The first four picks in the Giants draft will be split evenly between offense and defense.
John Schmeelk: Fiction: I do not say this with a ton of confidence because I think it is very possible that the Giants could select a quarterback and an offensive tackle in the first two days of the draft, with the other two selections being on the defensive side of the ball. When all is said and done, however, I believe there's a better chance three of the first four players off the board are on the defensive side. The Giants have needs for multiple pass rushers, multiple defensive backs and more depth at linebacker and on the defensive line.
Lance Medow: Fiction: I think three of the four picks will be defense. When GM Dave Gettleman addressed the media during Thursday's pre-draft press conference, he indicated there's a lot of depth in the secondary, at wide receiver and at offensive tackle. Gettleman actually said he thinks all three positions are "thick", meaning there's substance up and down the draft. Notice the one position that he didn't mention was defensive line/pass rusher, yet that still remains a big need for the team. If the Giants don't believe there's as much substance at that position compared to others, it wouldn't surprise me if they focus on those spots early to target the top caliber players.

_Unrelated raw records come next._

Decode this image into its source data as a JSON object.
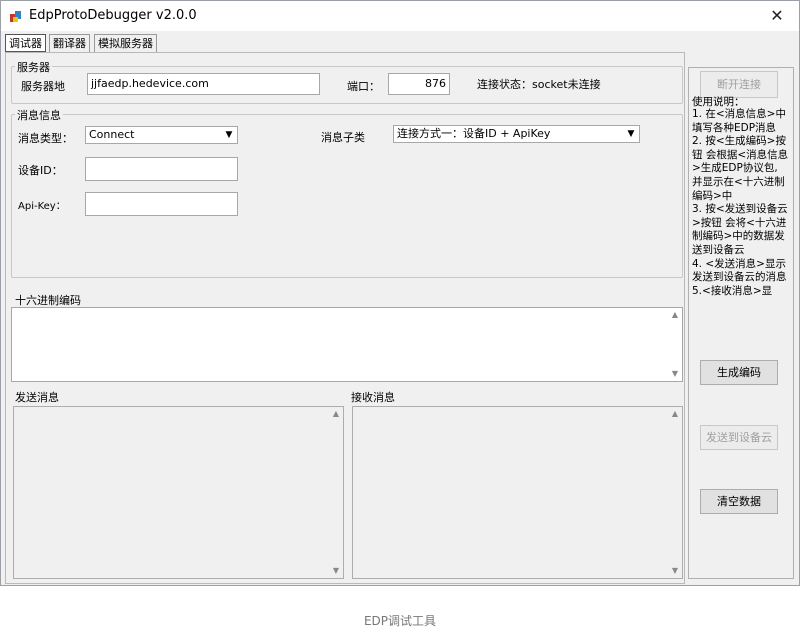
{
  "window": {
    "title": "EdpProtoDebugger v2.0.0"
  },
  "tabs": [
    {
      "label": "调试器"
    },
    {
      "label": "翻译器"
    },
    {
      "label": "模拟服务器"
    }
  ],
  "server": {
    "group_label": "服务器",
    "address_label": "服务器地",
    "address_value": "jjfaedp.hedevice.com",
    "port_label": "端口：",
    "port_value": "876",
    "status_text": "连接状态：socket未连接",
    "disconnect_button": "断开连接"
  },
  "message": {
    "group_label": "消息信息",
    "type_label": "消息类型：",
    "type_value": "Connect",
    "subtype_label": "消息子类",
    "subtype_value": "连接方式一：设备ID + ApiKey",
    "device_id_label": "设备ID：",
    "device_id_value": "",
    "apikey_label": "Api-Key：",
    "apikey_value": ""
  },
  "hex": {
    "label": "十六进制编码",
    "value": ""
  },
  "send": {
    "label": "发送消息",
    "value": ""
  },
  "receive": {
    "label": "接收消息",
    "value": ""
  },
  "help": {
    "title": "使用说明：",
    "text": "1. 在<消息信息>中填写各种EDP消息\n2. 按<生成编码>按钮 会根据<消息信息>生成EDP协议包, 并显示在<十六进制编码>中\n3. 按<发送到设备云>按钮 会将<十六进制编码>中的数据发送到设备云\n4. <发送消息>显示发送到设备云的消息\n5.<接收消息>显"
  },
  "buttons": {
    "generate": "生成编码",
    "send_cloud": "发送到设备云",
    "clear": "清空数据"
  },
  "caption": "EDP调试工具"
}
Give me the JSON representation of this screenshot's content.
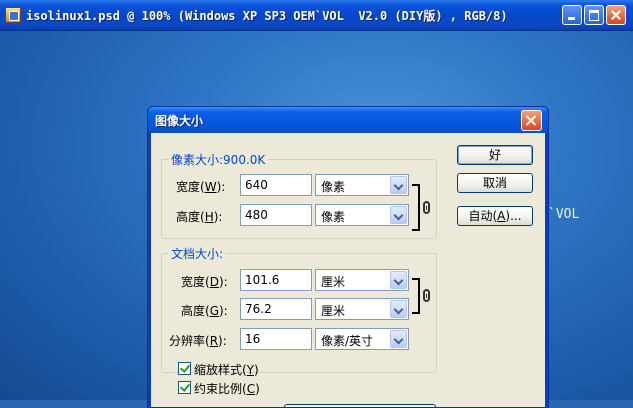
{
  "window": {
    "title": "isolinux1.psd @ 100% (Windows XP SP3 OEM`VOL  V2.0 (DIY版) , RGB/8)",
    "background_text": "`VOL"
  },
  "dialog": {
    "title": "图像大小",
    "pixel_dimensions": {
      "legend": "像素大小:900.0K",
      "width": {
        "label": "宽度(",
        "key": "W",
        "suffix": "):",
        "value": "640",
        "unit": "像素"
      },
      "height": {
        "label": "高度(",
        "key": "H",
        "suffix": "):",
        "value": "480",
        "unit": "像素"
      }
    },
    "document_size": {
      "legend": "文档大小:",
      "width": {
        "label": "宽度(",
        "key": "D",
        "suffix": "):",
        "value": "101.6",
        "unit": "厘米"
      },
      "height": {
        "label": "高度(",
        "key": "G",
        "suffix": "):",
        "value": "76.2",
        "unit": "厘米"
      },
      "resolution": {
        "label": "分辨率(",
        "key": "R",
        "suffix": "):",
        "value": "16",
        "unit": "像素/英寸"
      }
    },
    "buttons": {
      "ok": "好",
      "cancel": "取消",
      "auto_label": "自动(",
      "auto_key": "A",
      "auto_suffix": ")..."
    },
    "options": {
      "scale_styles": {
        "label": "缩放样式(",
        "key": "Y",
        "suffix": ")",
        "checked": true
      },
      "constrain": {
        "label": "约束比例(",
        "key": "C",
        "suffix": ")",
        "checked": true
      }
    }
  },
  "colors": {
    "titlebar": "#0a52d8",
    "dialog_face": "#ece9d8",
    "legend_text": "#0046d5"
  }
}
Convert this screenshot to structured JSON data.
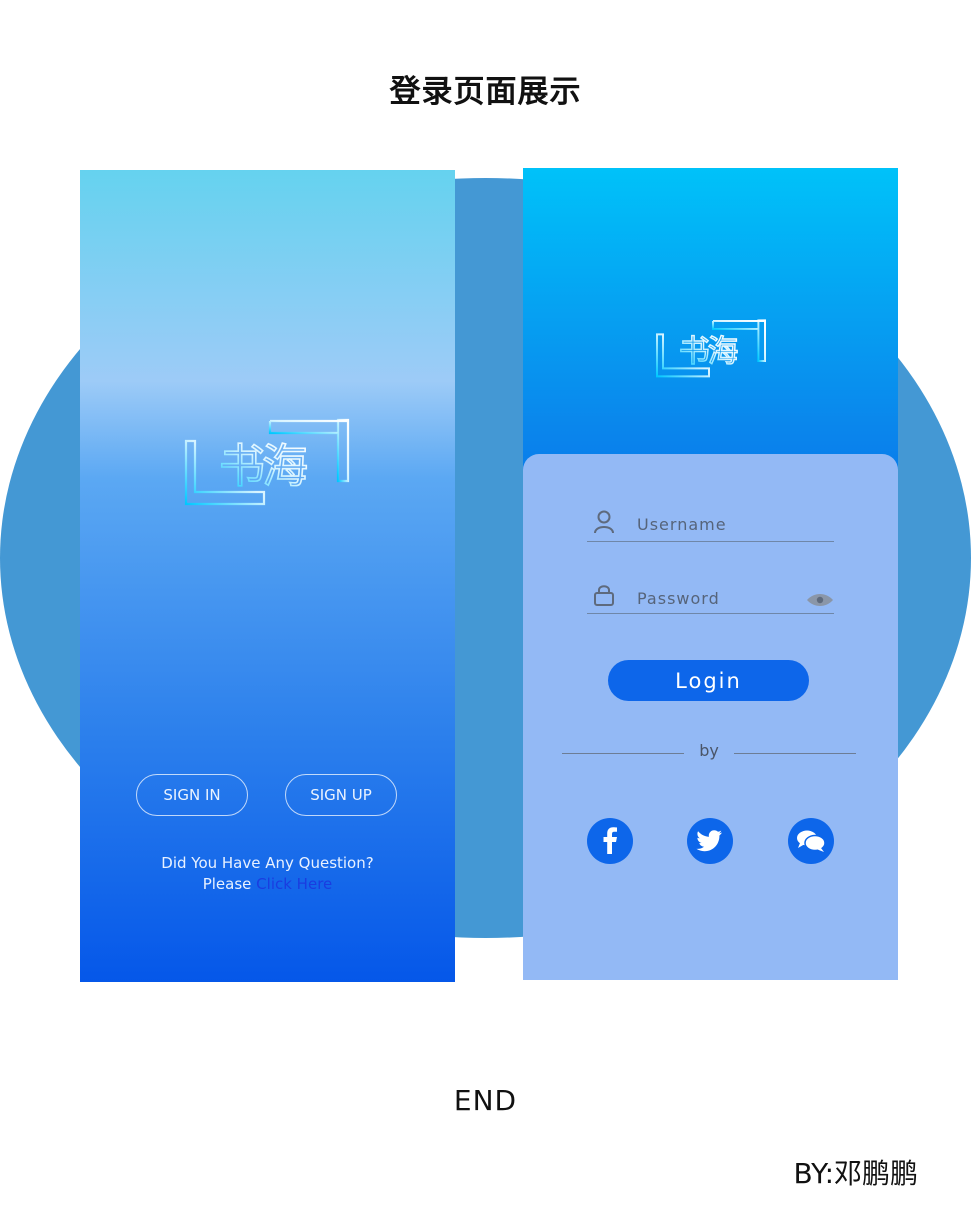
{
  "page": {
    "title": "登录页面展示",
    "end_label": "END",
    "byline": "BY:邓鹏鹏"
  },
  "logo": {
    "text": "书海",
    "icon": "shuhai-logo-icon"
  },
  "welcome_screen": {
    "sign_in_label": "SIGN IN",
    "sign_up_label": "SIGN UP",
    "question_text": "Did You Have Any Question?",
    "please_text": "Please ",
    "link_text": "Click Here"
  },
  "login_screen": {
    "username_placeholder": "Username",
    "password_placeholder": "Password",
    "login_label": "Login",
    "divider_text": "by",
    "social": [
      {
        "name": "facebook",
        "icon": "facebook-icon"
      },
      {
        "name": "twitter",
        "icon": "twitter-icon"
      },
      {
        "name": "message",
        "icon": "message-icon"
      }
    ]
  },
  "colors": {
    "backdrop": "#4498d4",
    "primary_button": "#0d66ea",
    "card": "#93b9f5",
    "link": "#1a3de0"
  }
}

Paul Dottino: Fiction: Given the heavy allotment of quality defensive prospects in this draft and the Giants' needs on defense? Well, they are in an enviable position where the odds are very high that value will meet need in the early rounds - and they will wind up with three defensive players in their first four picks. However, I could foresee the Giants identifying a "sleeper" quarterback on the second day that may entice them to make a deal and move up into the late second round or early third round - and that likely would even out the selections at two players apiece.
NFL.com analyst Bucky Brooks unveiled the third edition of his position rankings for the 2019 NFL Draft.

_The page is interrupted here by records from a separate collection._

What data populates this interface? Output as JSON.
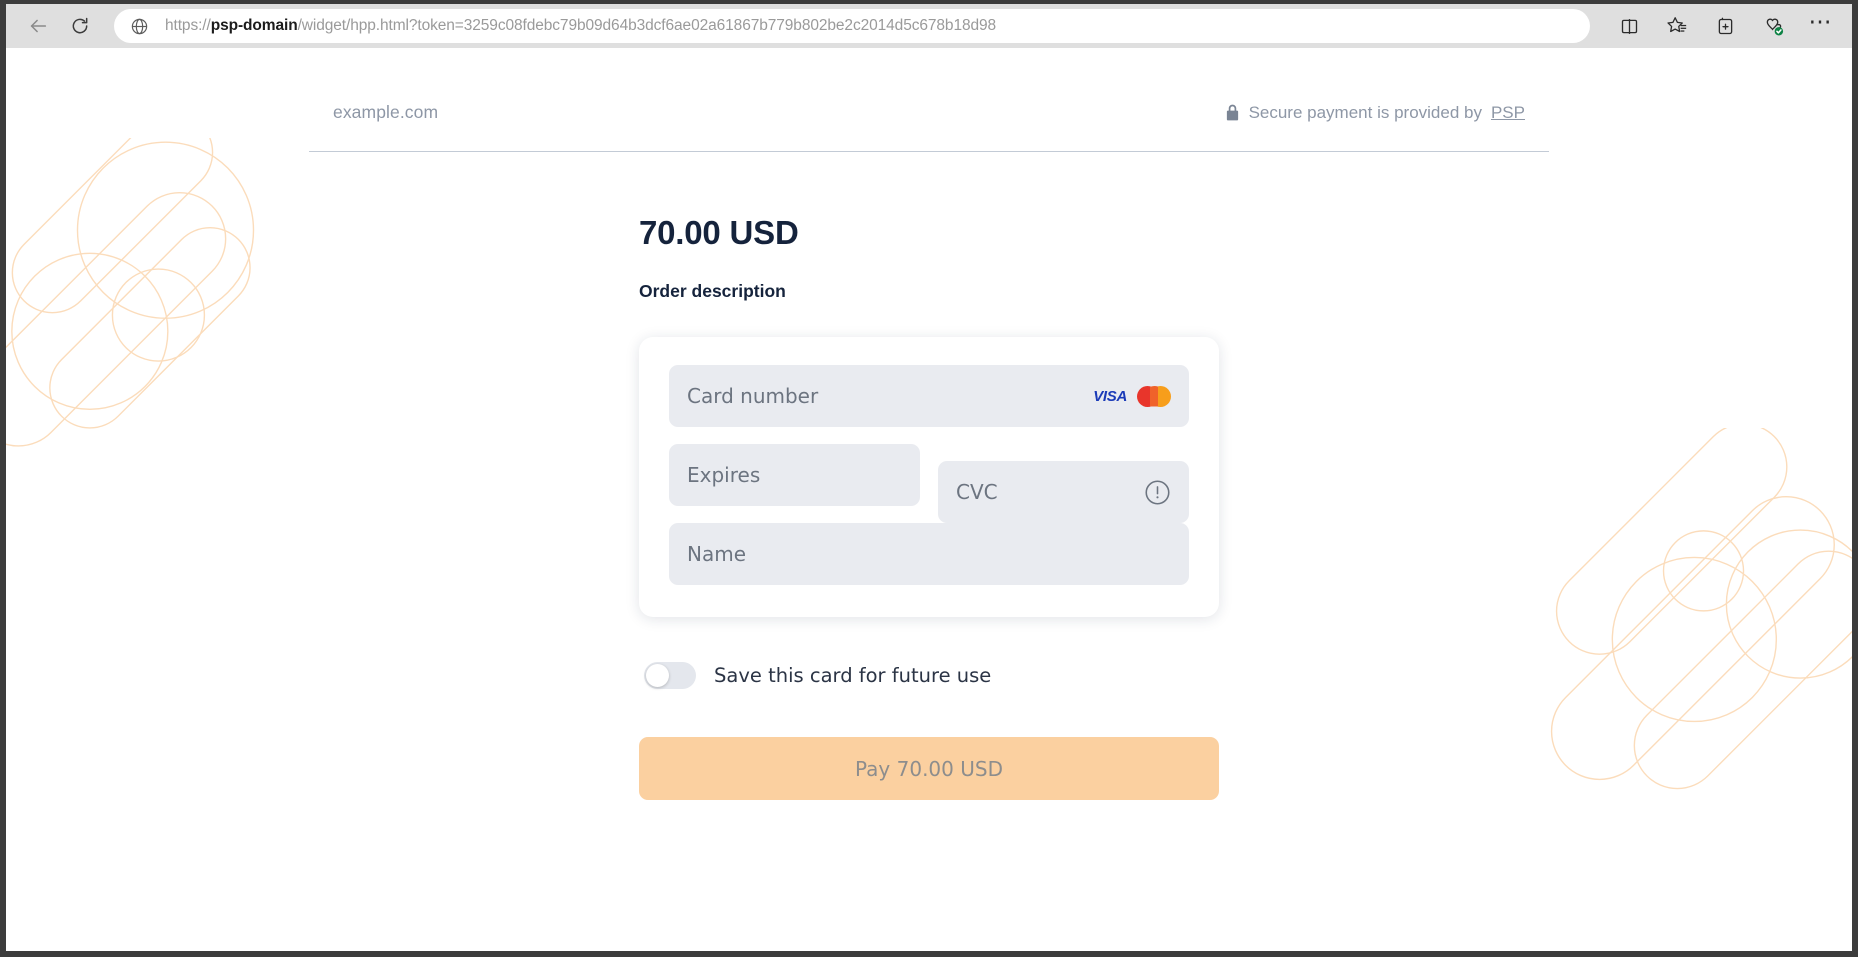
{
  "browser": {
    "back_icon": "back-arrow-icon",
    "reload_icon": "reload-icon",
    "site_icon": "globe-icon",
    "url_full": "https://psp-domain/widget/hpp.html?token=3259c08fdebc79b09d64b3dcf6ae02a61867b779b802be2c2014d5c678b18d98",
    "url_scheme": "https://",
    "url_host": "psp-domain",
    "url_path": "/widget/hpp.html?token=3259c08fdebc79b09d64b3dcf6ae02a61867b779b802be2c2014d5c678b18d98",
    "actions": [
      {
        "name": "split-screen-icon",
        "label": "Split screen"
      },
      {
        "name": "favorites-icon",
        "label": "Favorites"
      },
      {
        "name": "collections-icon",
        "label": "Add to Collections"
      },
      {
        "name": "browser-essentials-icon",
        "label": "Browser essentials"
      },
      {
        "name": "settings-more-icon",
        "label": "Settings and more"
      }
    ],
    "more_glyph": "⋯"
  },
  "hpp": {
    "merchant": "example.com",
    "secure_text_prefix": "Secure payment is provided by",
    "secure_link_label": "PSP",
    "lock_icon": "lock-icon",
    "amount": "70.00 USD",
    "order_description": "Order description",
    "form": {
      "card_number_placeholder": "Card number",
      "expires_placeholder": "Expires",
      "cvc_placeholder": "CVC",
      "name_placeholder": "Name",
      "card_number_value": "",
      "expires_value": "",
      "cvc_value": "",
      "name_value": "",
      "visa_label": "VISA",
      "mastercard_icon": "mastercard-icon",
      "cvc_help_icon": "exclamation-circle-icon"
    },
    "save_card_label": "Save this card for future use",
    "save_card_enabled": false,
    "pay_button_label": "Pay 70.00 USD",
    "pay_button_disabled": true,
    "colors": {
      "accent": "#fbd0a0",
      "field_bg": "#e9ebf0",
      "heading": "#15233c",
      "muted": "#8e97a6",
      "watermark": "#fce5cd"
    }
  }
}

At least one of the teams selecting 1st through 5th will trade their pick before the Giants select in the first round.
John Schmeelk: Fiction: It would be a real upset if no trades are made ahead of the Giants, given how much movement there often is at the top of the draft. Whether the Cardinals decide to draft Kyler Murray or not will be a significant factor. If they don't, I think it becomes more likely that a team behind them (or the Cardinals themselves) trade down in an attempt to bring in a big haul for their pick. I don't think any of the other quarterbacks will garner enough interest for a trade up. Keep an eye on the Redskins, who have been known to make bold moves.

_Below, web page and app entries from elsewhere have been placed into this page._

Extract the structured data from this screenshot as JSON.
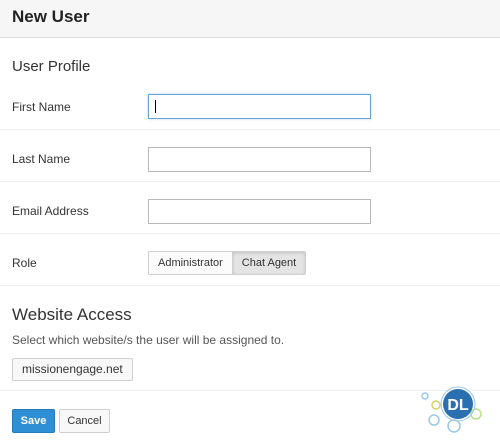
{
  "header": {
    "title": "New User"
  },
  "profile": {
    "section_title": "User Profile",
    "first_name": {
      "label": "First Name",
      "value": ""
    },
    "last_name": {
      "label": "Last Name",
      "value": ""
    },
    "email": {
      "label": "Email Address",
      "value": ""
    },
    "role": {
      "label": "Role",
      "options": [
        "Administrator",
        "Chat Agent"
      ],
      "selected": "Chat Agent"
    }
  },
  "website_access": {
    "title": "Website Access",
    "description": "Select which website/s the user will be assigned to.",
    "sites": [
      "missionengage.net"
    ]
  },
  "actions": {
    "save_label": "Save",
    "cancel_label": "Cancel"
  },
  "watermark": {
    "text": "DL"
  },
  "colors": {
    "primary": "#2f8fd5",
    "focus_border": "#6aa3d8",
    "watermark": "#2a6fb0"
  }
}
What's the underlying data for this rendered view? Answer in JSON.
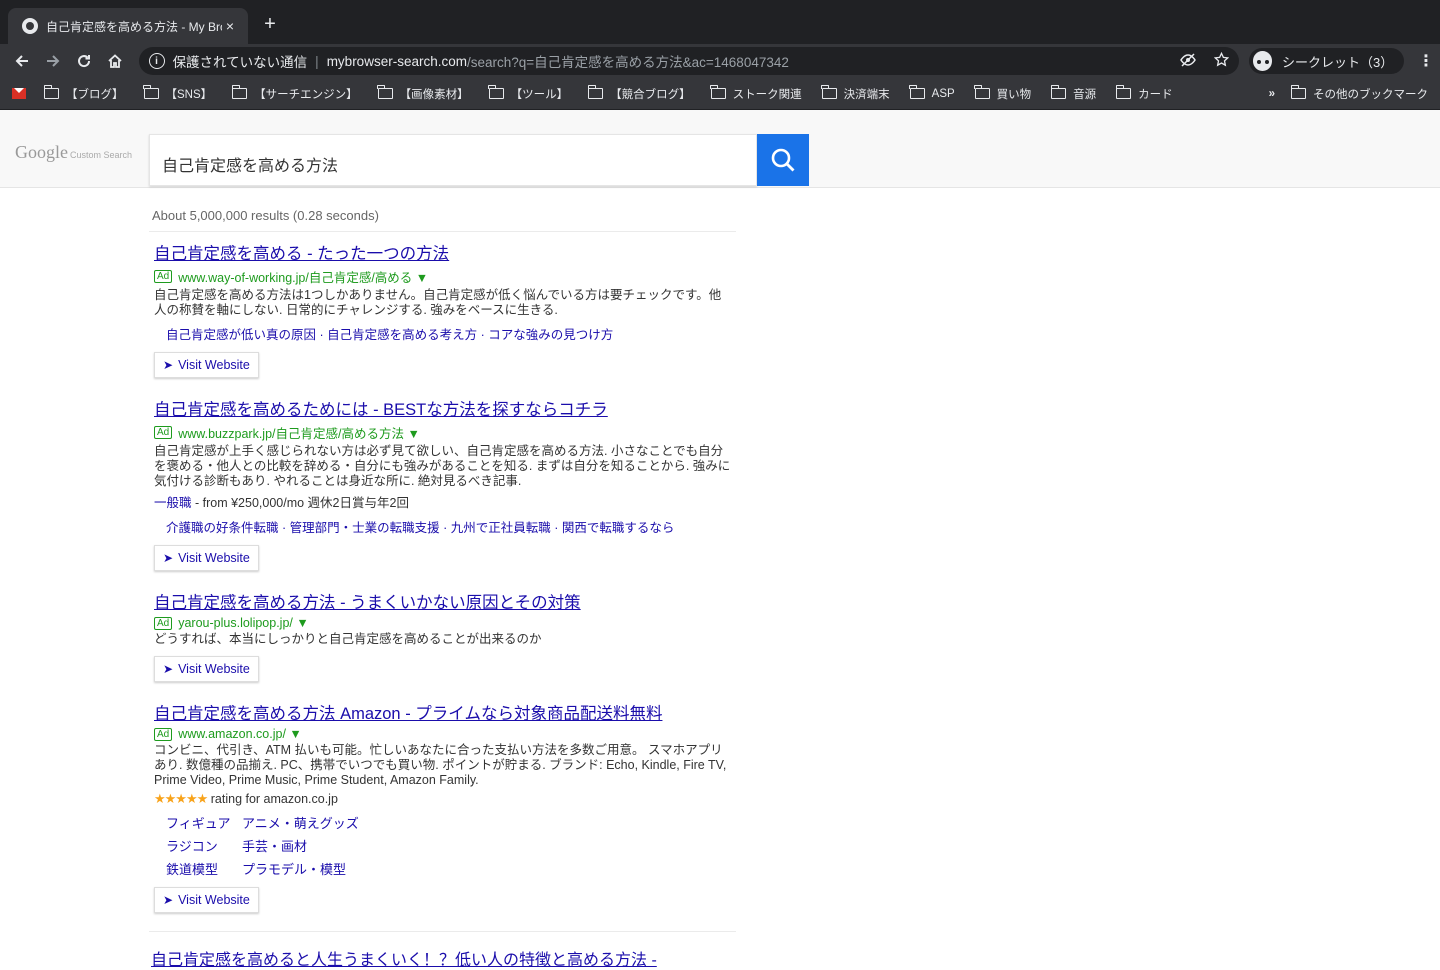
{
  "tab": {
    "title": "自己肯定感を高める方法 - My Brow",
    "close": "×",
    "new_tab": "+"
  },
  "toolbar": {
    "security": "保護されていない通信",
    "separator": "|",
    "host": "mybrowser-search.com",
    "path": "/search?q=自己肯定感を高める方法&ac=1468047342",
    "incognito": "シークレット（3）"
  },
  "bookmarks": {
    "items": [
      "【ブログ】",
      "【SNS】",
      "【サーチエンジン】",
      "【画像素材】",
      "【ツール】",
      "【競合ブログ】",
      "ストーク関連",
      "決済端末",
      "ASP",
      "買い物",
      "音源",
      "カード"
    ],
    "more": "»",
    "other": "その他のブックマーク"
  },
  "search": {
    "logo_text": "Google",
    "logo_sub": "Custom Search",
    "query": "自己肯定感を高める方法",
    "result_stats": "About 5,000,000 results (0.28 seconds)"
  },
  "colors": {
    "accent": "#1a73e8",
    "link": "#1a0dab",
    "url_green": "#1e9b1e",
    "chrome_dark": "#202124",
    "chrome_mid": "#35363a"
  },
  "ads": [
    {
      "title_a": "自己肯定感を高める - たった一つの方法",
      "badge": "Ad",
      "url": "www.way-of-working.jp/自己肯定感/高める ▼",
      "desc": "自己肯定感を高める方法は1つしかありません。自己肯定感が低く悩んでいる方は要チェックです。他人の称賛を軸にしない. 日常的にチャレンジする. 強みをベースに生きる.",
      "sitelinks": "自己肯定感が低い真の原因 · 自己肯定感を高める考え方 · コアな強みの見つけ方",
      "visit": "Visit Website"
    },
    {
      "title_a": "自己肯定感を高めるためには - BESTな方法を探すならコチラ",
      "badge": "Ad",
      "url": "www.buzzpark.jp/自己肯定感/高める方法 ▼",
      "desc": "自己肯定感が上手く感じられない方は必ず見て欲しい、自己肯定感を高める方法. 小さなことでも自分を褒める・他人との比較を辞める・自分にも強みがあることを知る. まずは自分を知ることから. 強みに気付ける診断もあり. やれることは身近な所に. 絶対見るべき記事.",
      "extra_link": "一般職",
      "extra_text": " - from ¥250,000/mo  週休2日賞与年2回",
      "sitelinks": "介護職の好条件転職 · 管理部門・士業の転職支援 · 九州で正社員転職 · 関西で転職するなら",
      "visit": "Visit Website"
    },
    {
      "title_a": "自己肯定感を高める方法 - うまくいかない原因とその対策",
      "badge": "Ad",
      "url": "yarou-plus.lolipop.jp/ ▼",
      "desc": "どうすれば、本当にしっかりと自己肯定感を高めることが出来るのか",
      "visit": "Visit Website"
    },
    {
      "title_a": "自己肯定感を高める方法 Amazon - プライムなら対象商品配送料無料",
      "badge": "Ad",
      "url": "www.amazon.co.jp/ ▼",
      "desc": "コンビニ、代引き、ATM 払いも可能。忙しいあなたに合った支払い方法を多数ご用意。 スマホアプリあり. 数億種の品揃え. PC、携帯でいつでも買い物. ポイントが貯まる. ブランド: Echo, Kindle, Fire TV, Prime Video, Prime Music, Prime Student, Amazon Family.",
      "rating_stars": "★★★★★",
      "rating_value": 5,
      "rating_text": " rating for amazon.co.jp",
      "links": [
        "フィギュア",
        "アニメ・萌えグッズ",
        "ラジコン",
        "手芸・画材",
        "鉄道模型",
        "プラモデル・模型"
      ],
      "visit": "Visit Website"
    }
  ],
  "next_result": "自己肯定感を高めると人生うまくいく！？低い人の特徴と高める方法 -"
}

Lance Medow: Fact: In each of the last three drafts, there's been at least one trade in the top five, so why bet against the trend. Perhaps this group of quarterbacks doesn't excite the league as much as last year, but all it takes is one team to really like a signal caller. On top of that, you can't overlook the fact that three of the teams (Niners, Jets, Raiders) picking in the top five appear to be set at quarterback, which means they're all easily candidates to move down and gain additional picks.
Paul Dottino: Fact: It's just too tempting to suggest that the Raiders - under colorful and sometimes enigmatic head coach Jon Gruden - will make a deal with the fourth overall pick. One logical possibility would be for them to deal with the Redskins (No. 15) - coached by Gruden's brother, Jay - to allow Washington access to a quarterback (more than likely Dwayne Haskins).